The last thing that students often forget when they hand in their thesis, is to have a final close look at their document. Small errors, such as typos and small punctuation mistakes, can easily creep in and lower the quality of your dissertation (happens to the best!). The funny thing with small errors is, however, that they typically have a large impact on the overall (reading) experience. It’s like a singer that misses a note or 2 during a concert: no matter how perfect the concert was, you will always remember those 2 notes that he or she missed.1
How-to proofread your thesis
When you have finished your thesis, don’t look at it for at least one week. This will help you clear your mind, and it will make it easier for you to spot small errors. Come back to it, and read it: make notes while reading, highlight small errors and typos, and make sure that your sentences and arguments are solid.
What to look for when proofreading your thesis
A good strategy is to ask yourself the following questions while you are reading the final document:
- Did I not forget any of the previous things mentioned on this page (points 1-4)?
- Is the style of my document consistent? For example, do my chapters (or sections), tables, and figures all look the same across my thesis? The more consistent your thesis is, the more professional it looks.
- Did I use the same font everywhere (including the Bibliography)?
- Are my references placed correctly? References should be placed inside a sentence (
correct: My awesome sentence (Author, 2006).), not outside of it (
incorrect: My awesome sentence. (Author, 2006)).
Submitting your thesis: Concluding words

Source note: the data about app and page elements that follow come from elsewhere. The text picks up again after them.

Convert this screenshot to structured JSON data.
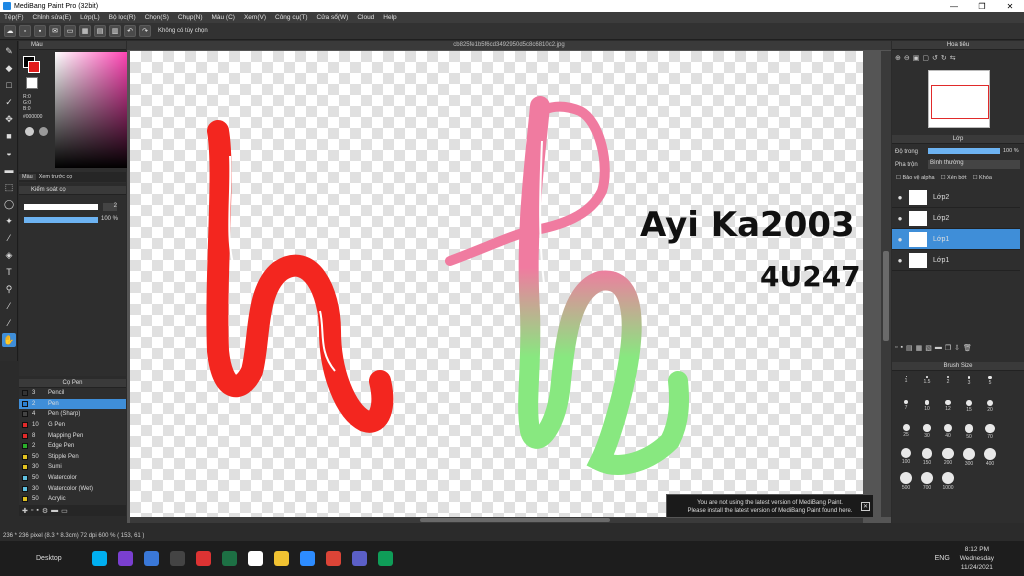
{
  "window": {
    "title": "MediBang Paint Pro (32bit)",
    "minimize": "—",
    "restore": "❐",
    "close": "✕"
  },
  "menu": [
    "Tệp(F)",
    "Chỉnh sửa(E)",
    "Lớp(L)",
    "Bộ lọc(R)",
    "Chọn(S)",
    "Chụp(N)",
    "Màu (C)",
    "Xem(V)",
    "Công cụ(T)",
    "Cửa sổ(W)",
    "Cloud",
    "Help"
  ],
  "toolbar": {
    "selection_text": "Không có tùy chọn"
  },
  "color_panel": {
    "title": "Màu",
    "r": "R:0",
    "g": "G:0",
    "b": "B:0",
    "hex": "#000000",
    "tab1": "Màu",
    "tab2": "Xem trước cọ"
  },
  "brush_control": {
    "title": "Kiểm soát cọ",
    "size_value": "2",
    "opacity_value": "100 %"
  },
  "pen_panel": {
    "title": "Cọ Pen",
    "items": [
      {
        "size": "3",
        "name": "Pencil",
        "color": "#333333"
      },
      {
        "size": "2",
        "name": "Pen",
        "color": "#2a7fd0"
      },
      {
        "size": "4",
        "name": "Pen (Sharp)",
        "color": "#444444"
      },
      {
        "size": "10",
        "name": "G Pen",
        "color": "#e02a2a"
      },
      {
        "size": "8",
        "name": "Mapping Pen",
        "color": "#e02a2a"
      },
      {
        "size": "2",
        "name": "Edge Pen",
        "color": "#2ab02a"
      },
      {
        "size": "50",
        "name": "Stipple Pen",
        "color": "#e0c020"
      },
      {
        "size": "30",
        "name": "Sumi",
        "color": "#e0c020"
      },
      {
        "size": "50",
        "name": "Watercolor",
        "color": "#60c0e0"
      },
      {
        "size": "30",
        "name": "Watercolor (Wet)",
        "color": "#60c0e0"
      },
      {
        "size": "50",
        "name": "Acrylic",
        "color": "#e0c020"
      },
      {
        "size": "100",
        "name": "Airbrush",
        "color": "#e0c020"
      }
    ]
  },
  "canvas": {
    "filename": "cb825fe1b5f6cd3492950d5c8c6810c2.jpg",
    "text_line1": "Ayi Ka2003",
    "text_line2": "4U247"
  },
  "navigator": {
    "title": "Hoa tiêu"
  },
  "layers": {
    "title": "Lớp",
    "opacity_label": "Độ trong",
    "opacity_value": "100 %",
    "blend_label": "Pha trộn",
    "blend_value": "Bình thường",
    "protect_alpha": "Bảo vệ alpha",
    "clipping": "Xén bớt",
    "lock": "Khóa",
    "items": [
      {
        "name": "Lớp2",
        "selected": false
      },
      {
        "name": "Lớp2",
        "selected": false
      },
      {
        "name": "Lớp1",
        "selected": true
      },
      {
        "name": "Lớp1",
        "selected": false
      }
    ]
  },
  "brush_size": {
    "title": "Brush Size",
    "sizes": [
      "1",
      "1.5",
      "2",
      "3",
      "5",
      "7",
      "10",
      "12",
      "15",
      "20",
      "25",
      "30",
      "40",
      "50",
      "70",
      "100",
      "150",
      "200",
      "300",
      "400",
      "500",
      "700",
      "1000"
    ]
  },
  "notice": {
    "line1": "You are not using the latest version of MediBang Paint.",
    "line2": "Please install the latest version of MediBang Paint found here."
  },
  "status": {
    "text": "236 * 236 pixel   (8.3 * 8.3cm)   72 dpi   600 %   ( 153, 61 )"
  },
  "taskbar": {
    "desktop": "Desktop",
    "lang": "ENG",
    "time": "8:12 PM",
    "day": "Wednesday",
    "date": "11/24/2021"
  }
}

I hope this post was helpful to you and that your dissertations ticks ‘all of the boxes’. Have a look at our other Thesis Tips for more helpful discussions on writing your thesis!